    In this statement, Marta, a twenty-four-year-old second-generation Puerto Rican mother of two, demonstrates the difficulty of retelling traumatic events. She is not able to say “domestic violence,” and she conveys the helplessness of a child who witnesses violence. Marta, like many others who are traumatized, does not normally talk about her trauma, and in this way it remains invisible. Instead, Marta camouflages it with entitled anger. One of the most significant effects of this anger is that Marta is unable to sustain relationships and employment, despite having good opportunities for both.

    The previous chapter presented the story of Camila, who,...

  11. 7 When Intervention Is Necessary
    (pp. 185-207)

    Marcela, a first-generation Puerto Rican mother of one, provides a window into patriarchal control dynamics that include violence against women becoming normative and serving to diminish the drive and imperil the lives of women, leaving them traumatized. This normalization of gendered violence is prevalent in many societies, and it is ignored through silence (Hall 2000). In much the same way as terrorism, domestic violence inflicts fear and trauma not only on the intended victims but on entire communities.¹ In this chapter I will explore how Marcela’s trauma inhibited her social mobility until she was able to access mental health treatment....

  12. 8 Immigrant Networks
    (pp. 208-226)

    This chapter brings together the stories that embody the Social Flow framework, explores the dynamics that restrict the framework, such as gendered roles and homophobia, explains how transnational dynamics facilitate the framework, and discusses the relevance of assimilation theories to social mobility.

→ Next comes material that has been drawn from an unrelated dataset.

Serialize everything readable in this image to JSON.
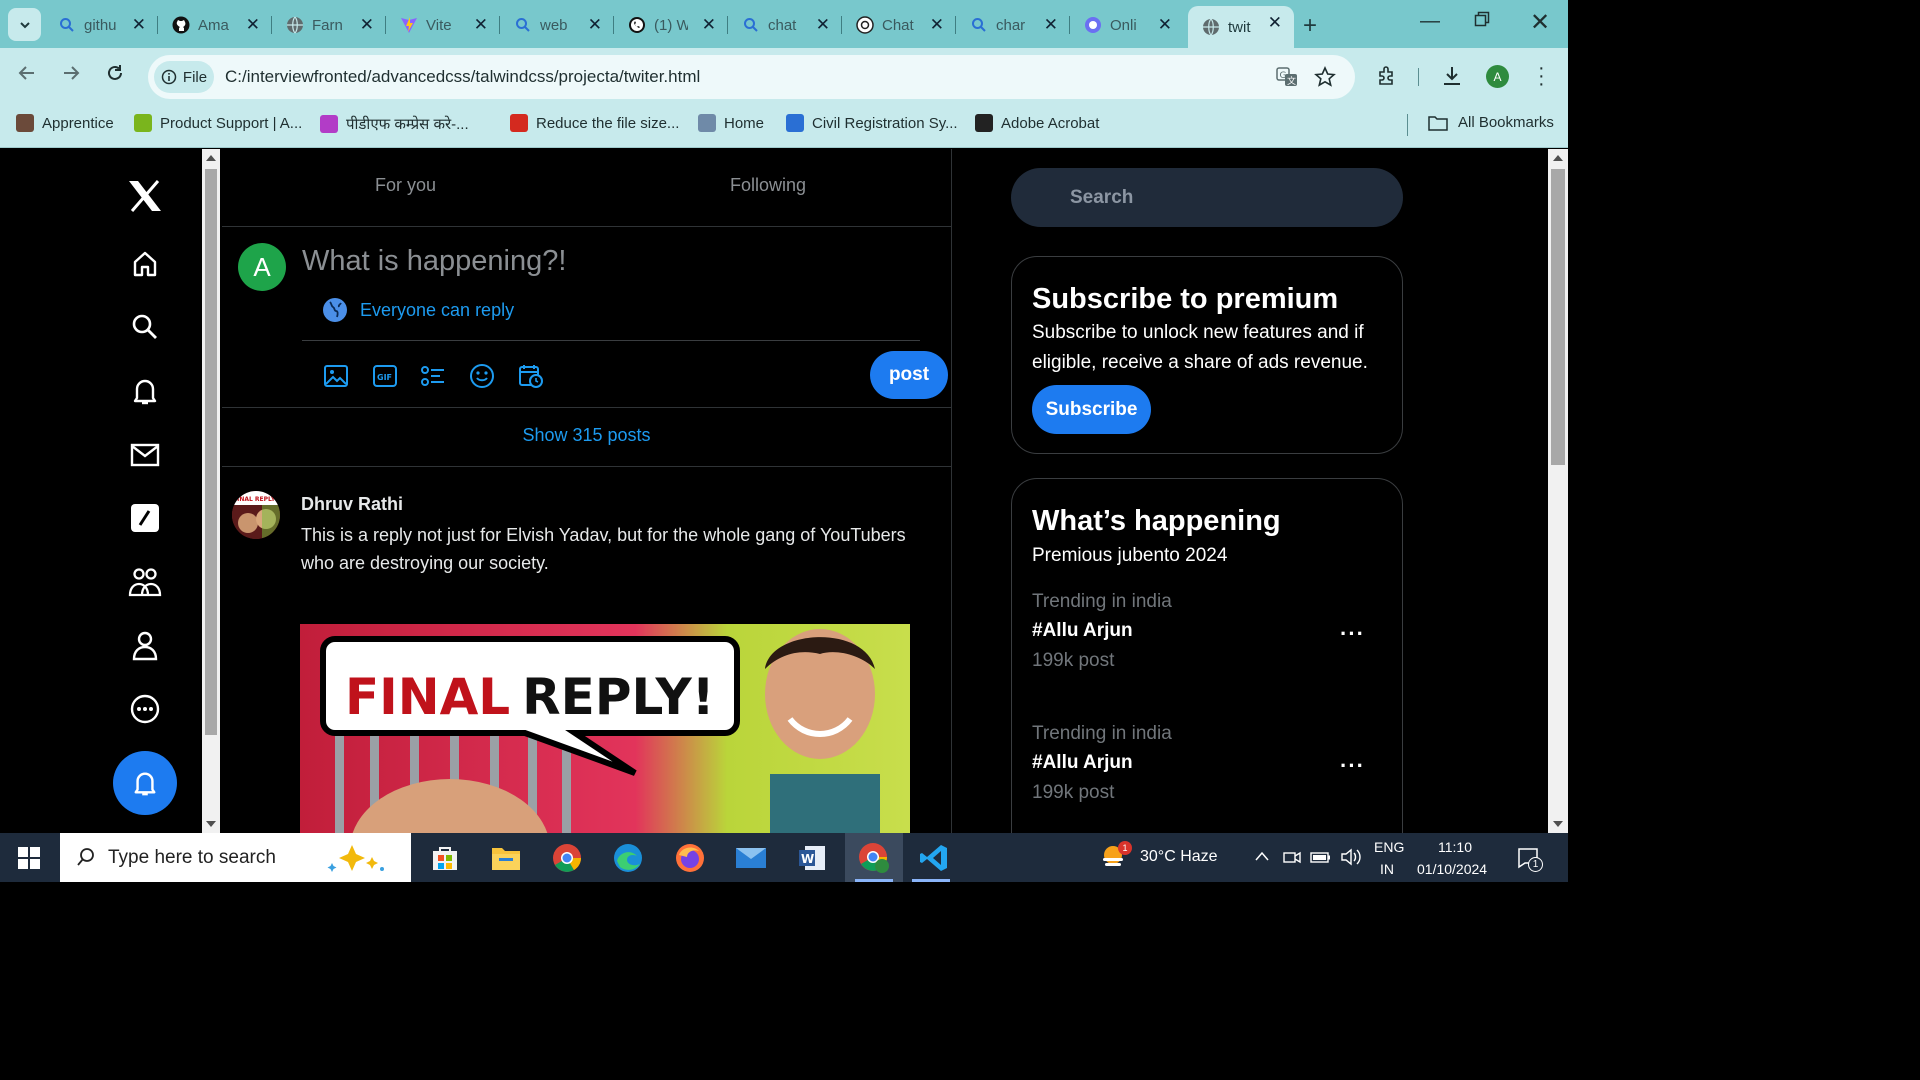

I also apply the framework to domestic and international migration and demonstrate how Social Flow captures key aspects of the social world, including the balance of efficiency and inefficiency within and across borders, and the incorporation of immigrants in receiving countries. Finally, I discuss how migration can be used as a policy tool to improve the prospect of...

  13. Notes
    (pp. 227-234)
  14. References
    (pp. 235-258)
  15. Index
    (pp. 259-268)
  16. About the Author
    (pp. 269-269)